Sunday, December 07, 2008

Project Update

The following is an Update from Elliot:
Since my return to Tanzania in October many changes have been happening in the villages and many projects are being completed. The classroom and office at Ulonge Primary School are finished, painted, and ready for windows. The Ulonge borehole near the school is also finished and will provide this part of the village with a clean water source throughout the year. In fact, there is so much water in the Ulonge borehole that when we were pumping out the water to line bricks on the inside of the hole we pumped for two hours straight and still there was over 2 feet of water left in the bottom. We are currently building a borehole in a part of the village called Lusaula, although this project will be a little different because we will not be putting in a pump, only a well to be used with buckets. There is not enough water in Lusaula to support a pump because it is very hilly there. If we were to put a borehole in the lower elevations of Lusaula there would be a lot of water but it would not be clean as this is were many cattle are taken throughout the year to graze and drink. Near the Lundamatwe Primary School, where there are many shops and houses, we are going to construct another borehole as the first one near the school is overused. The classroom construction project at the Lundamatwe Primary School is also coming along well and is ready for a roof. The timeline for the completion of this project is before Christmas so it will be ready for the new school term in January. Work at the farm, which we have named Chogi Farm after a nearby hill, is also proceeding well. Some friends of mine from America came to volunteer and did some work both at the Ulonge borehole and at the farm. At the farm, they helped to complete the fencing and they helped to strengthen and support the roof with longer nails. They also started building the walls around the bathroom. We are hoping to have animals soon at the farm but still need to complete a few things. We did start trying to grow a small amount of broccoli plants, about 150 plants, and they were growing well until mice came and ate all of them. So, we will devise a new way of growing, probably bringing the plants inside every night (they plants are grown in buckets). One sad note in the village is the clinic.
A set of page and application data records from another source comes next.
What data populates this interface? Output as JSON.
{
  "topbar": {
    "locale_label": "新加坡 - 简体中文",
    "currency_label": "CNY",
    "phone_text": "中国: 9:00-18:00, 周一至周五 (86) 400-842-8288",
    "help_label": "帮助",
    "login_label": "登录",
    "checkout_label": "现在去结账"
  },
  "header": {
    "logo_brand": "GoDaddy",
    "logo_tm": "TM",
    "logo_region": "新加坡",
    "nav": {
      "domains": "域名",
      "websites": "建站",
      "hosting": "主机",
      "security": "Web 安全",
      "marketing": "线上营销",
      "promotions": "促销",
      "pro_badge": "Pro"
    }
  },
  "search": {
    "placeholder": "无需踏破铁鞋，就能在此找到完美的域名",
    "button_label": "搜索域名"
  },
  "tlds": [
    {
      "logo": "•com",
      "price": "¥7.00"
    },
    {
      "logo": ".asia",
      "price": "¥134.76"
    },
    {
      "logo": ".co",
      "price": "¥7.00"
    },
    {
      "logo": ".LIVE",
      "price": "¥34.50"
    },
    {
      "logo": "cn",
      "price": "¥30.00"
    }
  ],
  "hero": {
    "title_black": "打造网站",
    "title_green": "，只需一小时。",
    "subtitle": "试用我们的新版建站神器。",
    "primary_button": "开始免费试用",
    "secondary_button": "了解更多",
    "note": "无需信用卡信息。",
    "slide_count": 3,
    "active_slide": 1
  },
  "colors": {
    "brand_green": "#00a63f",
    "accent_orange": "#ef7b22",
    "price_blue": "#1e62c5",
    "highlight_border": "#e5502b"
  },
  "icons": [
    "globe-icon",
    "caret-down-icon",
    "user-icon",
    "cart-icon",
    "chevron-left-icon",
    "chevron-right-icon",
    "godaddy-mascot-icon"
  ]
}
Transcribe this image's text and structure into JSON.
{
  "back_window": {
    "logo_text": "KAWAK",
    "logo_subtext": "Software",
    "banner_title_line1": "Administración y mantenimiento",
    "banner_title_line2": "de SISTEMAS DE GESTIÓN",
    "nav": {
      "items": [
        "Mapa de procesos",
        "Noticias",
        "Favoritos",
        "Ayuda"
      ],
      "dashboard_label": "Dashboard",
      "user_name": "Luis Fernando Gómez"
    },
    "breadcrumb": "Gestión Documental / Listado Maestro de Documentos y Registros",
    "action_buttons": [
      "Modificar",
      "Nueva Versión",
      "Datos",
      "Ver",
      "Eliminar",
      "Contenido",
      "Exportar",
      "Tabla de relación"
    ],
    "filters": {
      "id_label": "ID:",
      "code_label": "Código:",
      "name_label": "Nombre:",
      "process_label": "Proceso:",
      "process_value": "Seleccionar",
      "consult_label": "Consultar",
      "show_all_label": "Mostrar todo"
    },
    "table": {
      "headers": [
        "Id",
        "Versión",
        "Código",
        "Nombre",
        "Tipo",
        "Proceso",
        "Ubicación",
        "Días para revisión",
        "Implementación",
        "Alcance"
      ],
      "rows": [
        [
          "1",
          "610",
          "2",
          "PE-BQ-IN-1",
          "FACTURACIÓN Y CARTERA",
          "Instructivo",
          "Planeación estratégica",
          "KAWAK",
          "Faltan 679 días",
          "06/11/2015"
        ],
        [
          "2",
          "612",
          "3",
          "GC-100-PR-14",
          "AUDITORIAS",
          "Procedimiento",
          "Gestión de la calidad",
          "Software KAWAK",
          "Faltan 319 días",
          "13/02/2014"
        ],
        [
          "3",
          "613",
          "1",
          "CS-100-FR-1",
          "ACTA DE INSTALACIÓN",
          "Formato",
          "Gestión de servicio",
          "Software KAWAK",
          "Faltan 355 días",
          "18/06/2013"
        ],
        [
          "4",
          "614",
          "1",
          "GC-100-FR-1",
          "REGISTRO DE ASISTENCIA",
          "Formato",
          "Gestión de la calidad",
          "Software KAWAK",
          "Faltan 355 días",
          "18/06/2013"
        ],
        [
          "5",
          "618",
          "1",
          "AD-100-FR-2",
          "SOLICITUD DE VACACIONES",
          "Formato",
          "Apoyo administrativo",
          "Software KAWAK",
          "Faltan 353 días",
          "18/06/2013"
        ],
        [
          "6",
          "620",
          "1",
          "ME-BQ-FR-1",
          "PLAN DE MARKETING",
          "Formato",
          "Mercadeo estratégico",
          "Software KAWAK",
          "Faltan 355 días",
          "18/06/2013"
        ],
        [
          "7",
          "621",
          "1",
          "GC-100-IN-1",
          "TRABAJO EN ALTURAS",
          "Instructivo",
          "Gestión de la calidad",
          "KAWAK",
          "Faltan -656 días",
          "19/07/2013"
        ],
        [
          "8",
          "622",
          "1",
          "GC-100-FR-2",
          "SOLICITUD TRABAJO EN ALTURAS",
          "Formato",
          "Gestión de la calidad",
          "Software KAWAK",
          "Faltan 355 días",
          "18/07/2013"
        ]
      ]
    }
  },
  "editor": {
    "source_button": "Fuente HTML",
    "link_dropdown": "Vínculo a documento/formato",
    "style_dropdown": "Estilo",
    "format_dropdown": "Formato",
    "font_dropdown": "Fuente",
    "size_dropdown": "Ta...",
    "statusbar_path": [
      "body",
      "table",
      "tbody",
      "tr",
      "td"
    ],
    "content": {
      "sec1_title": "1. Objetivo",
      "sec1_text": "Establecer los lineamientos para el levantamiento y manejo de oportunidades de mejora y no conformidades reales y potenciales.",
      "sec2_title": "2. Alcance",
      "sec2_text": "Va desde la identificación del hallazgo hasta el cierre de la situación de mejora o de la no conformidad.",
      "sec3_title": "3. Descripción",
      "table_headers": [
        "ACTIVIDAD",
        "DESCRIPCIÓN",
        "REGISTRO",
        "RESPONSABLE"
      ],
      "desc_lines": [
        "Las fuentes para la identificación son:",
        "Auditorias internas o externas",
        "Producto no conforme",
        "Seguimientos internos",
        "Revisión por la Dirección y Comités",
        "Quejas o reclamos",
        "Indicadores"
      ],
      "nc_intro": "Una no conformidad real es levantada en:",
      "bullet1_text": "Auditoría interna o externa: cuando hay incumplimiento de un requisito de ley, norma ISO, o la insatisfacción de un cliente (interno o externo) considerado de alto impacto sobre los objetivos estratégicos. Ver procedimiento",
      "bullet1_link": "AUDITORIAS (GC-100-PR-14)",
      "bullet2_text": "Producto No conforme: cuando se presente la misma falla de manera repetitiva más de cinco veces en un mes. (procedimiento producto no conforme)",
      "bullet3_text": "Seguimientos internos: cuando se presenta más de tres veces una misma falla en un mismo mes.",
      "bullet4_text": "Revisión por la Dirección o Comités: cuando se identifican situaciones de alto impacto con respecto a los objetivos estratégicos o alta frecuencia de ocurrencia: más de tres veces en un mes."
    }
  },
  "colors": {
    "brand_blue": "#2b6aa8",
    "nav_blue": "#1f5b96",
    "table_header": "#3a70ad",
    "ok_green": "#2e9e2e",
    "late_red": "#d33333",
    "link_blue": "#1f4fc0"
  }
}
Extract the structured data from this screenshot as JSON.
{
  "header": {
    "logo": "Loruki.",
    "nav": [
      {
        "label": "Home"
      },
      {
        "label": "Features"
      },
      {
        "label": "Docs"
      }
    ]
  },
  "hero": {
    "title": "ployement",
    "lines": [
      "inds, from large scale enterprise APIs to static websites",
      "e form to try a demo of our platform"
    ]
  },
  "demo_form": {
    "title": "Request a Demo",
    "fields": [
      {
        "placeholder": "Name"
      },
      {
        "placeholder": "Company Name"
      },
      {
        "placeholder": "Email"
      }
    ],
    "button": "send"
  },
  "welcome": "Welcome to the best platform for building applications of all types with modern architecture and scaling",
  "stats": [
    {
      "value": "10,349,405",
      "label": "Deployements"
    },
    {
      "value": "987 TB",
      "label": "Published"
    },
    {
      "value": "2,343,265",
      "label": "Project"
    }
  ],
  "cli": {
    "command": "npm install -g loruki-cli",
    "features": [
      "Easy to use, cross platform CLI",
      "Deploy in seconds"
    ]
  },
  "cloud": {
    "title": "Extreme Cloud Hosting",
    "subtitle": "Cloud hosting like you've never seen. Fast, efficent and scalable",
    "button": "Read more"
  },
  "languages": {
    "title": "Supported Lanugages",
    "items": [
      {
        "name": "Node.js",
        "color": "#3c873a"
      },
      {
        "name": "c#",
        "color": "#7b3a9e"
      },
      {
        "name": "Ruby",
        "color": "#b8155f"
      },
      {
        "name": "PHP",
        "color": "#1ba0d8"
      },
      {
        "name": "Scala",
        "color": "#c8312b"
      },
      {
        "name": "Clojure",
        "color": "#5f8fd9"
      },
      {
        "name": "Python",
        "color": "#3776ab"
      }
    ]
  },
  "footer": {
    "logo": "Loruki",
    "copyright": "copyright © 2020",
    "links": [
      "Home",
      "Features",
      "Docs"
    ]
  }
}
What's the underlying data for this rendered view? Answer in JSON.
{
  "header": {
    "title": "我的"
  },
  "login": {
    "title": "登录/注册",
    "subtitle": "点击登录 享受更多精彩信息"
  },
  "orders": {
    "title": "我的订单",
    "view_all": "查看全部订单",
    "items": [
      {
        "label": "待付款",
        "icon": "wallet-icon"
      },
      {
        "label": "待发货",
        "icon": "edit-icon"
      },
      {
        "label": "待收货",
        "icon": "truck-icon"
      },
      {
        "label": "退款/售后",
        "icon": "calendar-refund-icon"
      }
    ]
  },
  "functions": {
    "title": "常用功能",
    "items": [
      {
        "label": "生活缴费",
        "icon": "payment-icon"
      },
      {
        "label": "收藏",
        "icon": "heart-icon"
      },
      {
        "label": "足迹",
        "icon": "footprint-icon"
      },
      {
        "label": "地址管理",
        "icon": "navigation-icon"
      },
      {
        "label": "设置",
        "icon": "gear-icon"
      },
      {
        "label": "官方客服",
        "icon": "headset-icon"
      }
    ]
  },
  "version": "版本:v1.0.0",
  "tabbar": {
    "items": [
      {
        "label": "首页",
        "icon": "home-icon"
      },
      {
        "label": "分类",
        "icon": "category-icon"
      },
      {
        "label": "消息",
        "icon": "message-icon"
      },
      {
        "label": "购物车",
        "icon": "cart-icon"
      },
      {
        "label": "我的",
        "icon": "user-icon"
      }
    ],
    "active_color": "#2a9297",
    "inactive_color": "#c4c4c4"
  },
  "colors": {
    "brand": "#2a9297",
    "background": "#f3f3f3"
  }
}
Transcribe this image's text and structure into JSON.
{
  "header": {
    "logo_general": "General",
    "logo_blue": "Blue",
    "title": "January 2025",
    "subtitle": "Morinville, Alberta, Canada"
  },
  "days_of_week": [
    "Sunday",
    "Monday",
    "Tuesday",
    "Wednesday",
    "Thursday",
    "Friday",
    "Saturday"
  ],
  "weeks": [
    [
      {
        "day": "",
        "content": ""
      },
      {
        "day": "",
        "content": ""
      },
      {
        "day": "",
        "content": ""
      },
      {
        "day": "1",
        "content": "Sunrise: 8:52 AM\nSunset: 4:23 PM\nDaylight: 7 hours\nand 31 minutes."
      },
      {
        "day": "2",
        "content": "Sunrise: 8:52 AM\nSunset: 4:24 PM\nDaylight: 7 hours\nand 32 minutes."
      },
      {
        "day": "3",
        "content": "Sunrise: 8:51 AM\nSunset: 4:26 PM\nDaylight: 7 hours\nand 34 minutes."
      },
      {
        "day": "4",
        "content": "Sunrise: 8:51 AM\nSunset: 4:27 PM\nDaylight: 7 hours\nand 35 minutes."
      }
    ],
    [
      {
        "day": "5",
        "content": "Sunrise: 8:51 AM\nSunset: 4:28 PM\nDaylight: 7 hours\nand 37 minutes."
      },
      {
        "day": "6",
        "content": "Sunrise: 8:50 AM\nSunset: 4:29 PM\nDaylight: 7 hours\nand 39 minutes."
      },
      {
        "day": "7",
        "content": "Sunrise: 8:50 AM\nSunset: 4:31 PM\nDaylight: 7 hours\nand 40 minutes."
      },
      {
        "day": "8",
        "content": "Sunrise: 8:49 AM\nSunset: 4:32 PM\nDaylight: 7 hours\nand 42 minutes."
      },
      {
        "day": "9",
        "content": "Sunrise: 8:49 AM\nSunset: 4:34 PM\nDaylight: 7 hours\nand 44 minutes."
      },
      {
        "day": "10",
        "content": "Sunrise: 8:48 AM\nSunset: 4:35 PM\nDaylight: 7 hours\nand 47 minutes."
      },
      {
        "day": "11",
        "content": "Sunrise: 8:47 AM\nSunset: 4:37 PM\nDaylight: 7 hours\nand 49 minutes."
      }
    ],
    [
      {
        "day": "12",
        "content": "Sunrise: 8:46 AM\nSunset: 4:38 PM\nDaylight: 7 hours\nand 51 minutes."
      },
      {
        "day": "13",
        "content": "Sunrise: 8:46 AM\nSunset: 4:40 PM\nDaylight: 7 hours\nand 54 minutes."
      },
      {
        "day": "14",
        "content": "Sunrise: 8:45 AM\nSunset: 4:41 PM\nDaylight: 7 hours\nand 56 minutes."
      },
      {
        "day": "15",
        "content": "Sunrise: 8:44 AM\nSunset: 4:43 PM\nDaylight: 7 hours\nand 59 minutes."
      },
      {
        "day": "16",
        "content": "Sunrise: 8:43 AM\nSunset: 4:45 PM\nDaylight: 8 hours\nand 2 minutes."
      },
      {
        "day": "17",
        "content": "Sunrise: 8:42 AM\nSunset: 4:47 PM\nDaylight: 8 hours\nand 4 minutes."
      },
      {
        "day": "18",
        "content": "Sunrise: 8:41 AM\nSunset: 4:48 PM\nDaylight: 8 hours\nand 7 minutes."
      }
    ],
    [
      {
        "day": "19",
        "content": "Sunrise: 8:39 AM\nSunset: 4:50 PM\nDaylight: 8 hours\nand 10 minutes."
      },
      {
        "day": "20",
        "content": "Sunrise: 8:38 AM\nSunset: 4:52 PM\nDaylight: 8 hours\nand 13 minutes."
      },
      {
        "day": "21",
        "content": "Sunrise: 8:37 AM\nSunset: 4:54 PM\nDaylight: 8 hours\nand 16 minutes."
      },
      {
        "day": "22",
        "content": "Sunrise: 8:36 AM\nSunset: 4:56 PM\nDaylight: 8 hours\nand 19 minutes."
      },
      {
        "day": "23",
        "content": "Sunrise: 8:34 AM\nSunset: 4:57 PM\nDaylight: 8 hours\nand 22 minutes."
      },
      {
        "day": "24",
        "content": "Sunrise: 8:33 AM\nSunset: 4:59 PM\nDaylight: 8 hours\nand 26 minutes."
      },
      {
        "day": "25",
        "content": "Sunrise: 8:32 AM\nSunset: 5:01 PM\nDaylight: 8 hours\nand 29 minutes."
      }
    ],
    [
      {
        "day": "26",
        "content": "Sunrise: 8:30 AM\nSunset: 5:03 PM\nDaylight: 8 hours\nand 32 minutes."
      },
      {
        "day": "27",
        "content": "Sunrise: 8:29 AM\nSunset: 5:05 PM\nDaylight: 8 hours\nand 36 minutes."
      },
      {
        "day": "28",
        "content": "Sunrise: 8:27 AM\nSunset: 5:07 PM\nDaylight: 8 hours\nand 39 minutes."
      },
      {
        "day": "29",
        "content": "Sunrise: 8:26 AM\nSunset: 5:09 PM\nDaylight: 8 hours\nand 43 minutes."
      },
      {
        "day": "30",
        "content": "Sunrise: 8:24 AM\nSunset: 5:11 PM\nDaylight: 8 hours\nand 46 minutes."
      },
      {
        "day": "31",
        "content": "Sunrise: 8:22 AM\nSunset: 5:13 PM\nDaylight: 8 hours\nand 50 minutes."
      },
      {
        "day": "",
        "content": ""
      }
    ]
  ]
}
Currently the doctor is not coming because the District is not paying him. There is one village worker at the clinic who has minimal training to give shots and dispense some medicine but her skills of diagnosing problems is very limited. Now that it is the rainy season malaria cases are on the rise in the village. The clinic says they get between 20 and 30 cases a week now and medical supplies are dwindling. The District has not re-supplied the clinic for several months. When Project Kesho donated a few supplies last week, the clinic said they have not been re-supplied from the District since before Project Kesho donated supplies at the end of October. The clinic also experienced some structural damage during a recent storm that blew off part of the roof and left a gaping hole, which allowed a lot of water to get inside. The rain not only ruined the drop ceiling but also partially damaged the propane-powered refrigerator. While it still works, the dials have broken and some of the medicine and vaccinations were ruined. It has been several weeks now and the rains are still coming and the District has not yet fixed the problem, but hopefully they will soon. More news to come, Elliot Below is a picture of the new classroom and teacher office space at the Ulonge Primary School. The classroom is painted and ready for the new Standard 6 students in January! This is a picture of the new borehole in the Ulonge Community. The Ulonge School is in the background of the picture. This borehole is the only clean water in this part of the community: This is a picture of the new Lundamatwe classroom. A roof will be put on this coming week, and then it will be painted and completed before the opening of the new school year in January. A second classroom will be built in the Spring of 2009. Once completed, these two new classrooms will go a long way towards alleviating the overcrowding at the Lundamatwe School. This picture shows additional work done to the borehole near the Lundamatwe School. Bricks were added around the top of the borehole to keep water from washing into the top of the borehole. Water collects in this area during the rainy season and we don't want it to wash into the borehole and contaminate the water that is already down in the hole.